Enviropreneur Seeks to Save the Environment, Empower the Communityi
X
September 16, 2014 2:06 PM
Lorna Rutto, a former banker, is now an ‘enviropreneur’ - turning plastic waste into furniture and fences discusses the challenges she faces in Africa with raw materials and the environment.
Video

Video Enviropreneur Seeks to Save the Environment, Empower the Community

Lorna Rutto, a former banker, is now an ‘enviropreneur’ - turning plastic waste into furniture and fences discusses the challenges she faces in Africa with raw materials and the environment.
Video

Video West Trades Accusations Over Ransoms

As world leaders try to forge a common response to the threat posed by Islamic State militants in Iraq and Syria, there is simmering tension over differing policies on paying ransoms. In the past month, the jihadist group has beheaded two Americans and one Briton. Both countries refuse to pay ransom money. As Henry Ridgwell reports for VOA from London, there is uncertainty in the approach of some other European nations.
Video

Video Scotland Independence Bid Stokes Global Interest

The people of Scotland are preparing to vote on whether to become independent and break away from the rest of Britain, in a referendum being watched carefully in many other countries. Some see it as a risky experiment; while others hope a successful vote for independence might energize their own separatist demands. Foreign immigrants to Scotland have a front row seat for the vote. VOA’s Henry Ridgwell spoke to some of them in Edinburgh.
Video

Video Washington DC Mural Artists Help Beautify City

Like many cities, Washington has a graffiti problem. Buildings and homes, especially in low-income neighborhoods, are often targets of illegal artwork. But as we hear from VOA’s Julie Taboh, officials in the nation's capital have come up with an innovative program that uses the talents of local artists to beautify the city.
Video

Video US Muslim Leaders Condemn Islamic State

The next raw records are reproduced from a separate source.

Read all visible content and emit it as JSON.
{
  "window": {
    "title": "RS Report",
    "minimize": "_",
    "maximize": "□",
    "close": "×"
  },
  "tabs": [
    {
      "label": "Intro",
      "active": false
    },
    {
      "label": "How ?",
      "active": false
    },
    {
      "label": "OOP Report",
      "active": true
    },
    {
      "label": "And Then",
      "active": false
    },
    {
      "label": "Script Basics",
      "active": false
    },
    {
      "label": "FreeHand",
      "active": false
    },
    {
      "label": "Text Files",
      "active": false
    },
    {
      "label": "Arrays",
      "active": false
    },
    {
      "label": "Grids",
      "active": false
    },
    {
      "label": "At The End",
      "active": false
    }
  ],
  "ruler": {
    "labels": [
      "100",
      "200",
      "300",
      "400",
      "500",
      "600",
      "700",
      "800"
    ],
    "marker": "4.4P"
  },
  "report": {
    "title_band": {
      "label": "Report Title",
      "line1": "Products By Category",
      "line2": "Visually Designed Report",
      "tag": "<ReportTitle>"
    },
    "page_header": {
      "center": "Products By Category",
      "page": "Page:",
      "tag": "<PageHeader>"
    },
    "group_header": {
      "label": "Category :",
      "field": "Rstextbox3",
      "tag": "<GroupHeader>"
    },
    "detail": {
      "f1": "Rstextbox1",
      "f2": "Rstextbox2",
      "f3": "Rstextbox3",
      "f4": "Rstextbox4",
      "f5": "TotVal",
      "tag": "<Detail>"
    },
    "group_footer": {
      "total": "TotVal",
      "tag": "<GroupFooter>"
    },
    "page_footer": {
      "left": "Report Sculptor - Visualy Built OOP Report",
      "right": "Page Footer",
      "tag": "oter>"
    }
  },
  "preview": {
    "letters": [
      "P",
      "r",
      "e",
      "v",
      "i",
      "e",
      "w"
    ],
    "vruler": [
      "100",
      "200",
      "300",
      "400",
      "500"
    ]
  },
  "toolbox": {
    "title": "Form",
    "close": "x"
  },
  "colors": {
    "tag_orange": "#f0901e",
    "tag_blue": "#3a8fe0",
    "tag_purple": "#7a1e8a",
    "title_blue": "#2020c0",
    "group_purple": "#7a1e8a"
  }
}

Leaders of America's Muslim community are condemning the violent extremism of the Islamic State group in Iraq and Syria. The U.S. Muslim leaders say militants are exploiting their faith in a failed effort to justify violent extremism. VOA correspondent Meredith Buel reports.
Video

Video Americans' Reaction Mixed on Obama Strategy for Islamic State Militants

President Barack Obama’s televised speech on how the United States plans to “degrade and destroy” the group known as the Islamic State reached a prime-time audience of millions. And it came as Americans appear more willing to embrace a bolder, tougher approach to foreign policy. VOA producer Katherine Gypson and reporter Jeff Seldin have this report from Washington.
Video

Video Authorities Allege LA Fashion Industry-Cartel Ties

U.S. officials say they have broken up crime rings that funneled tens of millions of dollars from Mexican drug cartels through fashion businesses in Los Angeles. Mike O'Sullivan reports that authorities announced nine arrests, as 1,000 law enforcement agents fanned out through the city on Wednesday.
Video

Video Bedouin Woman Runs Successful Business in Palestinian City

A Bedouin woman is breaking social taboos by running a successful vacation resort in the Palestinian town of Jericho. Bedouins are a sub-group of Arabs known for their semi-nomadic lifestyle. Zlatica Hoke says the resort in the West Bank's Jordan Valley is a model of success for women in the region.


Carnage and mayhem are part of daily life in northern Nigeria, the result of a terror campaign by the Islamist group Boko Haram. Fears are growing that Nigeria’s government may not know how to counter it, and may be making things worse. More

AppleAndroid